=== Begin Enclosure ===

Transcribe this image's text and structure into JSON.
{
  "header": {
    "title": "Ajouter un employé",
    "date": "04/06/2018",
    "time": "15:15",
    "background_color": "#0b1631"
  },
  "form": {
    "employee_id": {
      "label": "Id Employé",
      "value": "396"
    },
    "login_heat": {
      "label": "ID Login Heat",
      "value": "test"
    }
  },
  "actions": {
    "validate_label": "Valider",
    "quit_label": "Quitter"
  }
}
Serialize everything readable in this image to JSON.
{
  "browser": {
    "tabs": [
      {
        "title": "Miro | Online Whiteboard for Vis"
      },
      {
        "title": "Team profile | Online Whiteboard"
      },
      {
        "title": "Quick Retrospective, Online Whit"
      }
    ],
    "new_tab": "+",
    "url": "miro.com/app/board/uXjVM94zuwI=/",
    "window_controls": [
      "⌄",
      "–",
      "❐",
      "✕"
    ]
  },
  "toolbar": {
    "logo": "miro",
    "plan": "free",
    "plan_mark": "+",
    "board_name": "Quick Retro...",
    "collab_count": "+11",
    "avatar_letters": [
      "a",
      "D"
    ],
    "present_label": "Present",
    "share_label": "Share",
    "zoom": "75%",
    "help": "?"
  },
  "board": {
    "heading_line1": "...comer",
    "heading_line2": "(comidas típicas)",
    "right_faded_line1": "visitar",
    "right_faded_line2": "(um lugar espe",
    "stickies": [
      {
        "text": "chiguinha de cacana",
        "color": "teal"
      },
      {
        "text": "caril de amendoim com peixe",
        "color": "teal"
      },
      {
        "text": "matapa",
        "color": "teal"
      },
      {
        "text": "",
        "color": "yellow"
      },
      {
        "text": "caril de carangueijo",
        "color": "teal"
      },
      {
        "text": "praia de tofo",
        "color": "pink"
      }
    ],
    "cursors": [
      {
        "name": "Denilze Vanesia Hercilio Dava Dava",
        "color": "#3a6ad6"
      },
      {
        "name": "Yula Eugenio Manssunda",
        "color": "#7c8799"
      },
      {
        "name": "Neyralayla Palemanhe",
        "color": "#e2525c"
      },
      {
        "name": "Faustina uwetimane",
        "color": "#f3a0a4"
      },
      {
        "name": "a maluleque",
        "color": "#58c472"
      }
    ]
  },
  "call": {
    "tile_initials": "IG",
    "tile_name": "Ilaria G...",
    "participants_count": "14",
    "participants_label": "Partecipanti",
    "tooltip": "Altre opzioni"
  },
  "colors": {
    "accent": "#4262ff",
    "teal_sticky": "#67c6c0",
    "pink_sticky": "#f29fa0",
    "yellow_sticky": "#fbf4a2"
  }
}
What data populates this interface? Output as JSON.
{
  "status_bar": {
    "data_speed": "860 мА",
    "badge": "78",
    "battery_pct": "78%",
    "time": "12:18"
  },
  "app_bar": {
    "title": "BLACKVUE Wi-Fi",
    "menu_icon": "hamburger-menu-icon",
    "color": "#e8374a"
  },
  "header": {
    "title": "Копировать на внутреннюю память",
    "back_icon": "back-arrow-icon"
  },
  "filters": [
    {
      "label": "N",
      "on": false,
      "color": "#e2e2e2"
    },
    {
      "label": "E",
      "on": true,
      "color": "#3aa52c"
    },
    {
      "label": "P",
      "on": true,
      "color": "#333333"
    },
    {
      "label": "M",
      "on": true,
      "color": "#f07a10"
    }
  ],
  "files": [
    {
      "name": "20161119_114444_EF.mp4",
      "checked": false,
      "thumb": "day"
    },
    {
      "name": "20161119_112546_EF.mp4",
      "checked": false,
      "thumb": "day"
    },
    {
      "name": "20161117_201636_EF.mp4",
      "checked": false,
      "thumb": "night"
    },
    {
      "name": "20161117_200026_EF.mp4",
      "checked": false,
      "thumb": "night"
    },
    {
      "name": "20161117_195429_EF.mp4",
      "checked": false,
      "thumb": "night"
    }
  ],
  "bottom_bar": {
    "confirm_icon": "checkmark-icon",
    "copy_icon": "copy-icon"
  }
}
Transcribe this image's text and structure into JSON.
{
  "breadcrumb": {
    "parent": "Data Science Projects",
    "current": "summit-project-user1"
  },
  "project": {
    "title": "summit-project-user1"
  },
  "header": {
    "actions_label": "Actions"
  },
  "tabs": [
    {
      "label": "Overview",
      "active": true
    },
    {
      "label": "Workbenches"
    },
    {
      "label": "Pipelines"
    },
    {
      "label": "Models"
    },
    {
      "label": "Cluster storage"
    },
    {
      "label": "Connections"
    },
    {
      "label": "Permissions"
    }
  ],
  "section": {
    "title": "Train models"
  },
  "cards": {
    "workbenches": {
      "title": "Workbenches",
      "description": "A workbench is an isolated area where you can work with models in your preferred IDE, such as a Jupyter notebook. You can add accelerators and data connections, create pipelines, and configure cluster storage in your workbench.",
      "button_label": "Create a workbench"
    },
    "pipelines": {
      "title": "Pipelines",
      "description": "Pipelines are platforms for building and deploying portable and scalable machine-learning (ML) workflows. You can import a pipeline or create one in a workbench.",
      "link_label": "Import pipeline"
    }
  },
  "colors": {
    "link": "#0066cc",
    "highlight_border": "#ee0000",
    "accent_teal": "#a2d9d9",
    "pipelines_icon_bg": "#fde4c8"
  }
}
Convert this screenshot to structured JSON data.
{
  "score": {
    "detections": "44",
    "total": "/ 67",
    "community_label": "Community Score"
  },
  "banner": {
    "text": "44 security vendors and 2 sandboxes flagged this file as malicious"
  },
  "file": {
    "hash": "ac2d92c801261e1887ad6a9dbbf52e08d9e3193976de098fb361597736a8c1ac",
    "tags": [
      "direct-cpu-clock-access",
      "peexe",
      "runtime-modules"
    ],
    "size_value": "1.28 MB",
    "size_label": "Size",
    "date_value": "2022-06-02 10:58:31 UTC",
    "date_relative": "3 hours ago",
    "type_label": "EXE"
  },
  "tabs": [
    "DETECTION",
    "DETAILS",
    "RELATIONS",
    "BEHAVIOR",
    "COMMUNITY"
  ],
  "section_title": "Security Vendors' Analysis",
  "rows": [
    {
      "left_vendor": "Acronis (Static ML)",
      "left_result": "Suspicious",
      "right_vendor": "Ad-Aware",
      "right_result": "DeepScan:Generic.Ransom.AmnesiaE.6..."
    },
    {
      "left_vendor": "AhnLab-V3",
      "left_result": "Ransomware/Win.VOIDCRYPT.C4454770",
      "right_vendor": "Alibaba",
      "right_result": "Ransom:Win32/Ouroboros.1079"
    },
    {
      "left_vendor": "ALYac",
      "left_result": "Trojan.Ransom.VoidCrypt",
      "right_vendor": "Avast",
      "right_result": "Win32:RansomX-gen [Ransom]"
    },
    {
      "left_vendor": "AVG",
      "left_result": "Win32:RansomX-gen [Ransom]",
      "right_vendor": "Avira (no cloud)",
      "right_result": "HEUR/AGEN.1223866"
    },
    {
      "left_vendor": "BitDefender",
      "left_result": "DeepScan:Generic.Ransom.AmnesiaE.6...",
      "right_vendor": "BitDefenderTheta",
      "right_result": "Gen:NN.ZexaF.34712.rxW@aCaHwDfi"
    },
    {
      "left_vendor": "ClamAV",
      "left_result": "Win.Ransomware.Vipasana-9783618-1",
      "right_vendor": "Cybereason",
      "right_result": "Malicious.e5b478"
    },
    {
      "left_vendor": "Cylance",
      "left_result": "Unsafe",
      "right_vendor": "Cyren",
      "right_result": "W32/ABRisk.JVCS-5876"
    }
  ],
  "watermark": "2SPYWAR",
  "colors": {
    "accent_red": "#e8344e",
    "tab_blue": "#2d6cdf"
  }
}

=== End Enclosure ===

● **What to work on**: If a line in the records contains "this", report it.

● **Exercise answer**:
Transcribe this image's text and structure into JSON.
Serialize everything readable in this image to JSON.
What data populates this interface? Output as JSON.
Transcribe this image's text and structure into JSON.
Convert this screenshot to structured JSON data.
    "text": "44 security vendors and 2 sandboxes flagged this file as malicious"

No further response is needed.